BUDGETING: Pennsylvania Democrats have criticized Gov. Corbett for borrowing from the state treasury this month to pay the state’s bills — and suggested the problem is exacerbated by a series of increasingly less-useful budget gimmicks (including too-high revenue estimates) designed to produce balanced budgets without requiring hard decisions of state politicians.

“You can’t pull those rabbits out of a hat over and over again,” said a spokesman for the state treasury.

You’ve already proposed a tax on natural gas production to help pay for schools. Is that money enough to cover the state’s budget weaknesses going forward? If not, what are your priorities? Will you be more inclined to raise taxes, cut programs, or some combination?
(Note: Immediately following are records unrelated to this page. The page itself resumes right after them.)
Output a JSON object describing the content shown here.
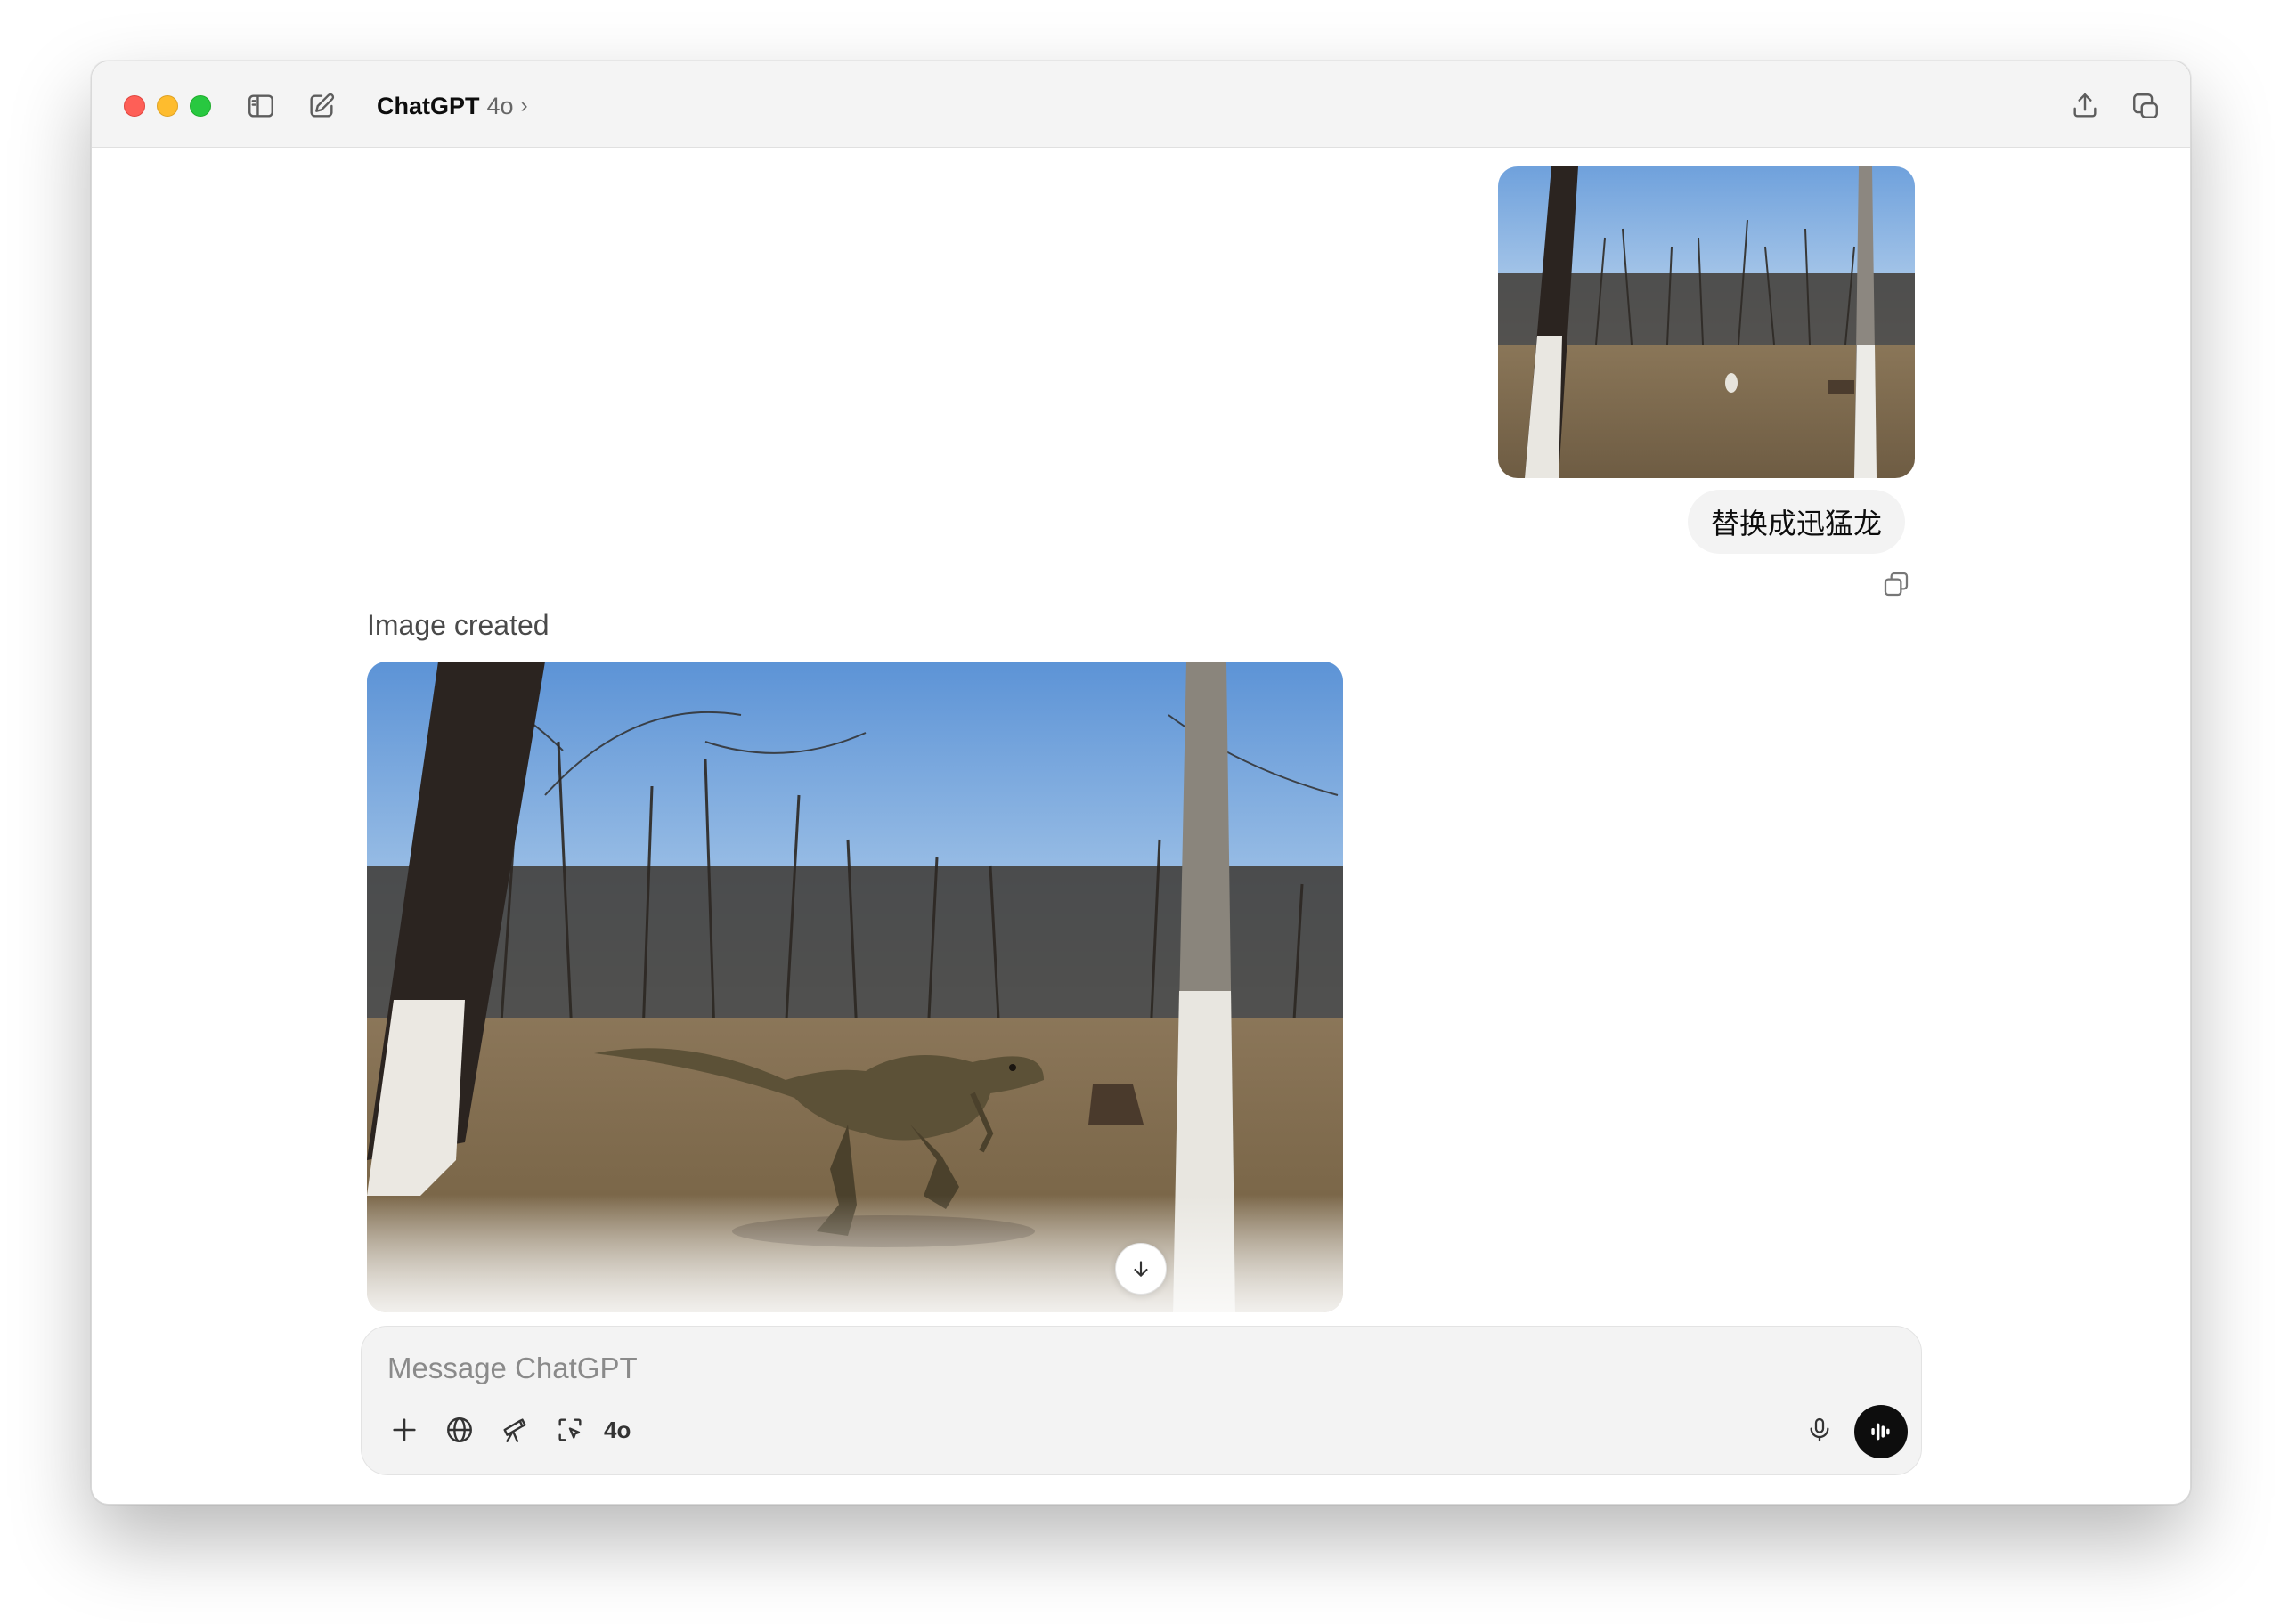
{
  "window": {
    "model_name": "ChatGPT",
    "model_version": "4o",
    "chevron": "›"
  },
  "icons": {
    "sidebar": "sidebar-toggle-icon",
    "new_chat": "compose-icon",
    "share": "share-icon",
    "new_window": "new-window-icon",
    "copy": "copy-icon",
    "download": "arrow-down-icon",
    "plus": "plus-icon",
    "web": "globe-icon",
    "research": "telescope-icon",
    "select": "screen-select-icon",
    "mic": "microphone-icon",
    "voice": "voice-waveform-icon"
  },
  "conversation": {
    "user_message": "替换成迅猛龙",
    "assistant_status": "Image created"
  },
  "composer": {
    "placeholder": "Message ChatGPT",
    "model_label": "4o"
  },
  "colors": {
    "traffic_red": "#fe5f57",
    "traffic_yellow": "#febc2e",
    "traffic_green": "#28c840",
    "voice_button": "#0d0d0d",
    "bubble_bg": "#f3f3f3"
  }
}
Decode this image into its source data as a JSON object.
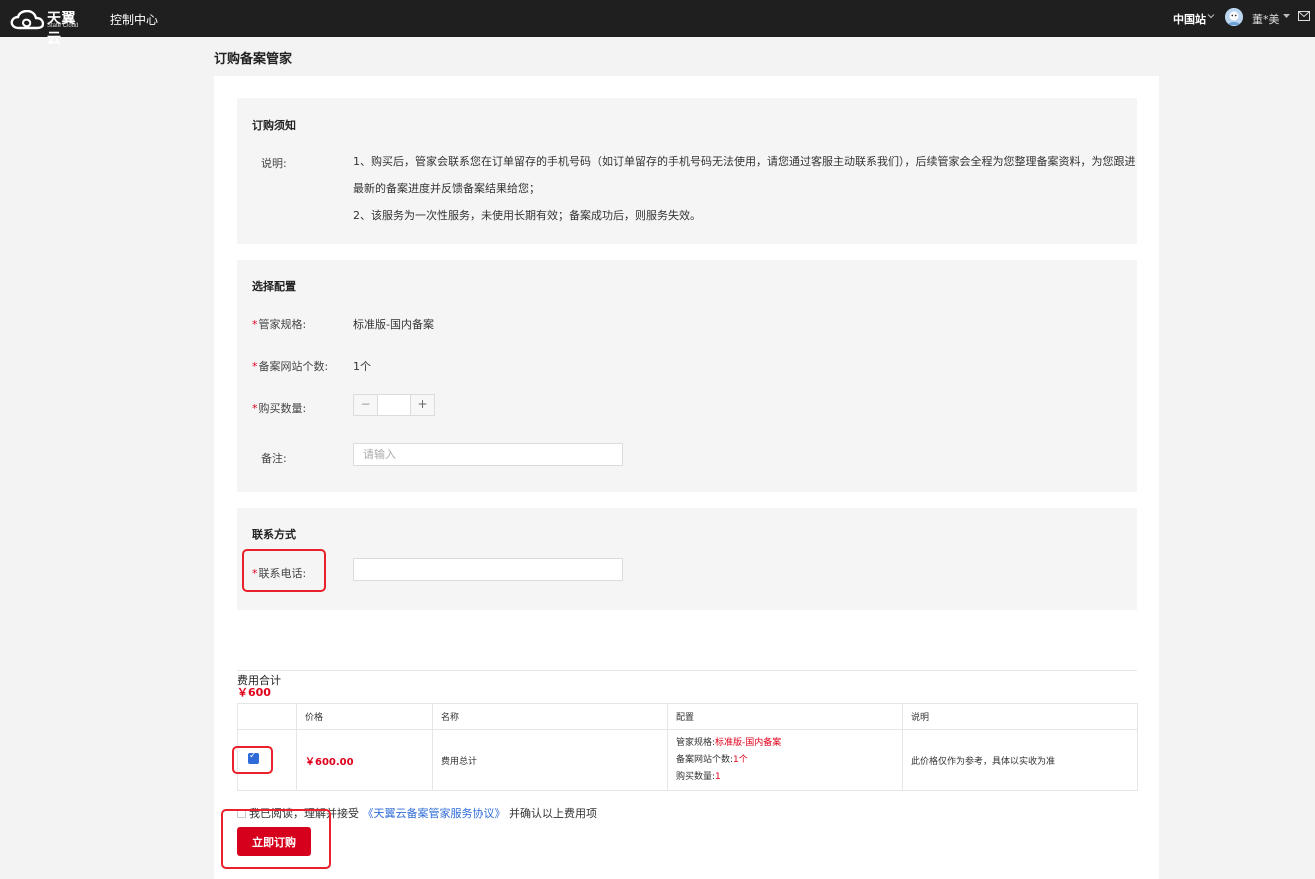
{
  "topbar": {
    "logo_text": "天翼云",
    "logo_sub": "State Cloud",
    "console": "控制中心",
    "region": "中国站",
    "username": "董*美",
    "icons": [
      "cloud-logo-icon",
      "chevron-down-icon",
      "avatar",
      "mail-icon"
    ]
  },
  "page": {
    "title": "订购备案管家"
  },
  "notice": {
    "title": "订购须知",
    "label": "说明:",
    "lines": [
      "1、购买后，管家会联系您在订单留存的手机号码（如订单留存的手机号码无法使用，请您通过客服主动联系我们），后续管家会全程为您整理备案资料，为您跟进",
      "最新的备案进度并反馈备案结果给您；",
      "2、该服务为一次性服务，未使用长期有效；备案成功后，则服务失效。"
    ]
  },
  "config": {
    "title": "选择配置",
    "spec_label": "管家规格:",
    "spec_value": "标准版-国内备案",
    "sites_label": "备案网站个数:",
    "sites_value": "1个",
    "qty_label": "购买数量:",
    "qty_minus": "−",
    "qty_plus": "+",
    "qty_value": "",
    "remark_label": "备注:",
    "remark_placeholder": "请输入"
  },
  "contact": {
    "title": "联系方式",
    "phone_label": "联系电话:",
    "phone_value": ""
  },
  "cost": {
    "label": "费用合计",
    "total": "￥600",
    "headers": [
      "",
      "价格",
      "名称",
      "配置",
      "说明"
    ],
    "row": {
      "price": "￥600.00",
      "name": "费用总计",
      "cfg": [
        {
          "k": "管家规格:",
          "v": "标准版-国内备案"
        },
        {
          "k": "备案网站个数:",
          "v": "1个"
        },
        {
          "k": "购买数量:",
          "v": "1"
        }
      ],
      "note": "此价格仅作为参考，具体以实收为准",
      "checked": true
    }
  },
  "agreement": {
    "prefix": "我已阅读，理解并接受",
    "link": "《天翼云备案管家服务协议》",
    "suffix": "并确认以上费用项"
  },
  "actions": {
    "order_label": "立即订购"
  },
  "colors": {
    "accent": "#d6001c",
    "link": "#2f6cd8",
    "topbar": "#1f1f1f",
    "highlight": "#e8212b"
  }
}
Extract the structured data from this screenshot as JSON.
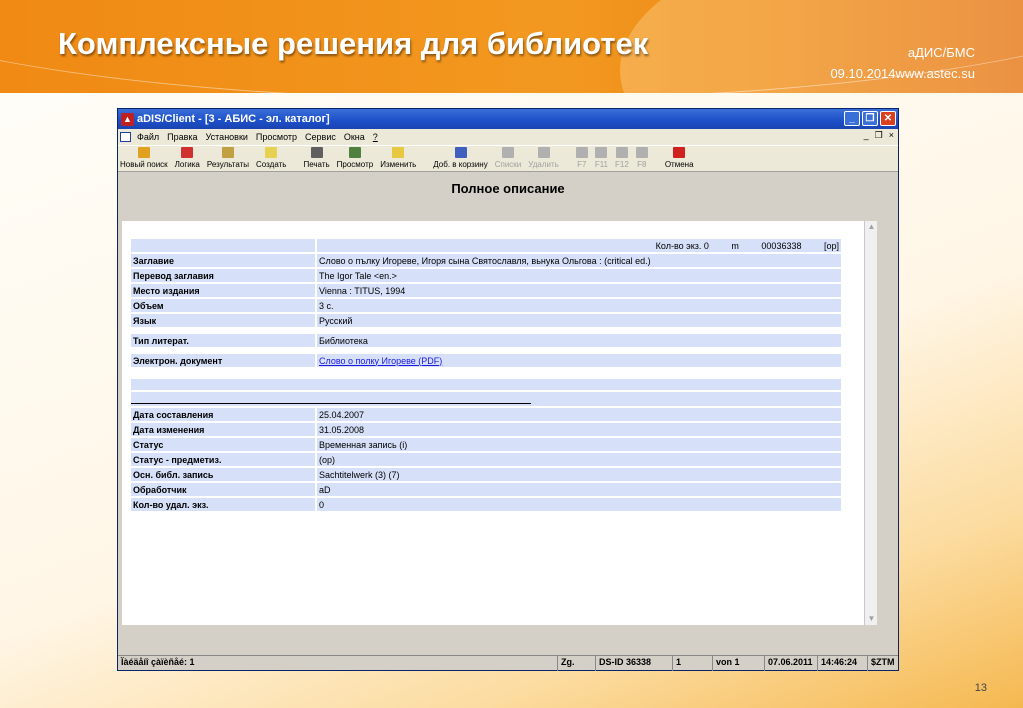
{
  "slide": {
    "title": "Комплексные решения для библиотек",
    "meta_line1": "аДИС/БМС",
    "meta_line2": "09.10.2014www.astec.su",
    "page_number": "13"
  },
  "window": {
    "title": "aDIS/Client - [3 - АБИС - эл. каталог]",
    "menu": [
      "Файл",
      "Правка",
      "Установки",
      "Просмотр",
      "Сервис",
      "Окна",
      "?"
    ],
    "toolbar": [
      {
        "label": "Новый поиск",
        "icon": "new-search-icon",
        "color": "#e0a020",
        "enabled": true
      },
      {
        "label": "Логика",
        "icon": "logic-icon",
        "color": "#d03030",
        "enabled": true
      },
      {
        "label": "Результаты",
        "icon": "results-icon",
        "color": "#c0a040",
        "enabled": true
      },
      {
        "label": "Создать",
        "icon": "create-icon",
        "color": "#e8d050",
        "enabled": true
      },
      {
        "label": "Печать",
        "icon": "print-icon",
        "color": "#606060",
        "enabled": true
      },
      {
        "label": "Просмотр",
        "icon": "preview-icon",
        "color": "#508040",
        "enabled": true
      },
      {
        "label": "Изменить",
        "icon": "edit-icon",
        "color": "#e8c840",
        "enabled": true
      },
      {
        "label": "Доб. в корзину",
        "icon": "basket-icon",
        "color": "#4060c0",
        "enabled": true
      },
      {
        "label": "Списки",
        "icon": "lists-icon",
        "color": "#b0b0b0",
        "enabled": false
      },
      {
        "label": "Удалить",
        "icon": "delete-icon",
        "color": "#b0b0b0",
        "enabled": false
      },
      {
        "label": "F7",
        "icon": "f7-icon",
        "color": "#b0b0b0",
        "enabled": false
      },
      {
        "label": "F11",
        "icon": "f11-icon",
        "color": "#b0b0b0",
        "enabled": false
      },
      {
        "label": "F12",
        "icon": "f12-icon",
        "color": "#b0b0b0",
        "enabled": false
      },
      {
        "label": "F8",
        "icon": "f8-icon",
        "color": "#b0b0b0",
        "enabled": false
      },
      {
        "label": "Отмена",
        "icon": "cancel-icon",
        "color": "#d02020",
        "enabled": true
      }
    ],
    "heading": "Полное описание",
    "record_header": {
      "copies": "Кол-во экз. 0",
      "m": "m",
      "id": "00036338",
      "status": "[op]"
    },
    "fields_group1": [
      {
        "label": "Заглавие",
        "value": "Слово о пълку Игореве, Игоря сына Святославля, вьнука Ольгова : (critical ed.)"
      },
      {
        "label": "Перевод заглавия",
        "value": "The Igor Tale <en.>"
      },
      {
        "label": "Место издания",
        "value": "Vienna : TITUS, 1994"
      },
      {
        "label": "Объем",
        "value": "3 с."
      },
      {
        "label": "Язык",
        "value": "Русский"
      }
    ],
    "fields_group2": [
      {
        "label": "Тип литерат.",
        "value": "Библиотека"
      }
    ],
    "e_doc": {
      "label": "Электрон. документ",
      "value": "Слово о полку Игореве (PDF)"
    },
    "fields_group3": [
      {
        "label": "Дата составления",
        "value": "25.04.2007"
      },
      {
        "label": "Дата изменения",
        "value": "31.05.2008"
      },
      {
        "label": "Статус",
        "value": "Временная запись  (i)"
      },
      {
        "label": "Статус - предметиз.",
        "value": "(op)"
      },
      {
        "label": "Осн. библ. запись",
        "value": "Sachtitelwerk  (3)  (7)"
      },
      {
        "label": "Обработчик",
        "value": "aD"
      },
      {
        "label": "Кол-во удал. экз.",
        "value": "0"
      }
    ],
    "statusbar": [
      "Ïàéäåíî çàïèñåé: 1",
      "Zg.",
      "DS-ID 36338",
      "1",
      "von 1",
      "07.06.2011",
      "14:46:24",
      "$ZTM"
    ]
  }
}
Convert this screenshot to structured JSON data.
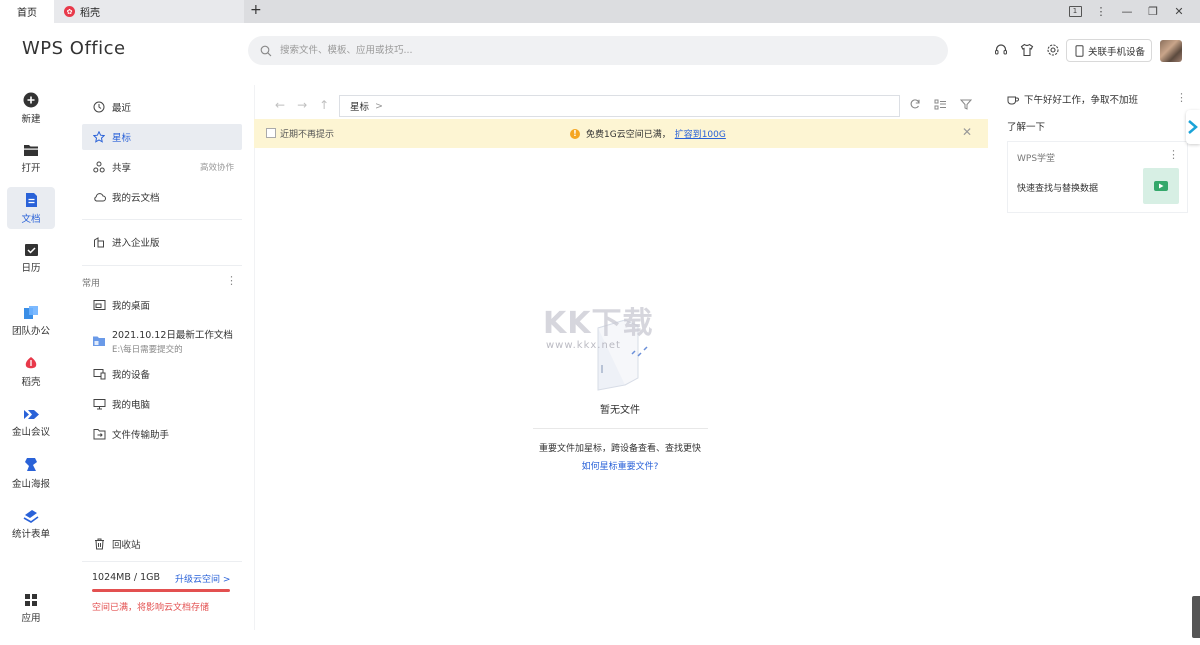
{
  "titlebar": {
    "tab_home": "首页",
    "tab_daoke": "稻壳",
    "page_indicator": "1"
  },
  "header": {
    "logo": "WPS Office",
    "search_placeholder": "搜索文件、模板、应用或技巧...",
    "link_phone": "关联手机设备"
  },
  "rail": {
    "items": [
      {
        "label": "新建"
      },
      {
        "label": "打开"
      },
      {
        "label": "文档"
      },
      {
        "label": "日历"
      },
      {
        "label": "团队办公"
      },
      {
        "label": "稻壳"
      },
      {
        "label": "金山会议"
      },
      {
        "label": "金山海报"
      },
      {
        "label": "统计表单"
      },
      {
        "label": "应用"
      }
    ],
    "active_index": 2
  },
  "sidebar": {
    "recent": "最近",
    "starred": "星标",
    "shared": "共享",
    "shared_extra": "高效协作",
    "cloud": "我的云文档",
    "enterprise": "进入企业版",
    "common_label": "常用",
    "desktop": "我的桌面",
    "folder_title": "2021.10.12日最新工作文档",
    "folder_path": "E:\\每日需要提交的",
    "devices": "我的设备",
    "computer": "我的电脑",
    "transfer": "文件传输助手",
    "recycle": "回收站",
    "storage_usage": "1024MB / 1GB",
    "storage_upgrade": "升级云空间 >",
    "storage_fill": 1.0,
    "storage_warning": "空间已满，将影响云文档存储"
  },
  "main": {
    "path": "星标",
    "path_chevron": ">",
    "banner_noremind": "近期不再提示",
    "banner_msg": "免费1G云空间已满，",
    "banner_link": "扩容到100G",
    "empty_title": "暂无文件",
    "empty_desc": "重要文件加星标，跨设备查看、查找更快",
    "empty_link": "如何星标重要文件?"
  },
  "watermark": {
    "brand": "KK下载",
    "url": "www.kkx.net"
  },
  "right_panel": {
    "greeting": "下午好好工作，争取不加班",
    "learn": "了解一下",
    "card_header": "WPS学堂",
    "card_text": "快速查找与替换数据"
  },
  "colors": {
    "accent": "#2a62d8",
    "warning": "#e35050",
    "banner_bg": "#fdf5d3",
    "active_bg": "#e9ecf1"
  }
}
Please be specific about which taxes and programs would be affected.

PENSIONS: Gov. Corbett has been very vocal that public employee pensions threaten future state budgets. You apparently agree with him, saying at the debate: “What we need to do is pay that bill we didn’t pay for the past 10 years. If we find a way to do that that doesn’t hurt the taxpayers we are going to have a solution to this problem.”

Your campaign has spoken of pension obligation bonds as a possible solution. But one study suggests that taking out $9 million in bonds would stick the state with $10.4 billion in interest payments over 30 years. And the bonds are described as “risky” — playing a part in the bankruptcy of two California cities. Why would it be worth exposing Pennsylvania taxpayers to that risk?

SCHOOL TAXES: There’s a growing sentiment across much of the state that property taxes — as a local means of funding schools — have become much too burdensome: There are proposals afoot to eliminate the property tax as a tool for local districts, and let them rely on income and sales taxes instead.

Would your proposal to support schools with a fracking tax offer any property tax relief? Or would income and sales taxes still be needed? If the latter, do you have any method in mind for protecting the poorer taxpayers who would face a greater burden under those kinds of revenue gathering?

Here’s the crazy thing: I like Tom Wolf. I fully expect to think he’s a better governor than Corbett. I’m just a fan of democratic accountability too, is all.

Back during the primary election, when Wolf’s coasting strategy was already apparent, I wrote of him: “Between now and the election, he’ll be spending a lot of time kissing babies, meeting voters, appearing in debates and reminding people he’s not Tom Corbett. Be we already know that about him. Now’s our chance to find out who he is.” Nearly three months later, we’re running out of time.

Follow @JoelMMathis on Twitter.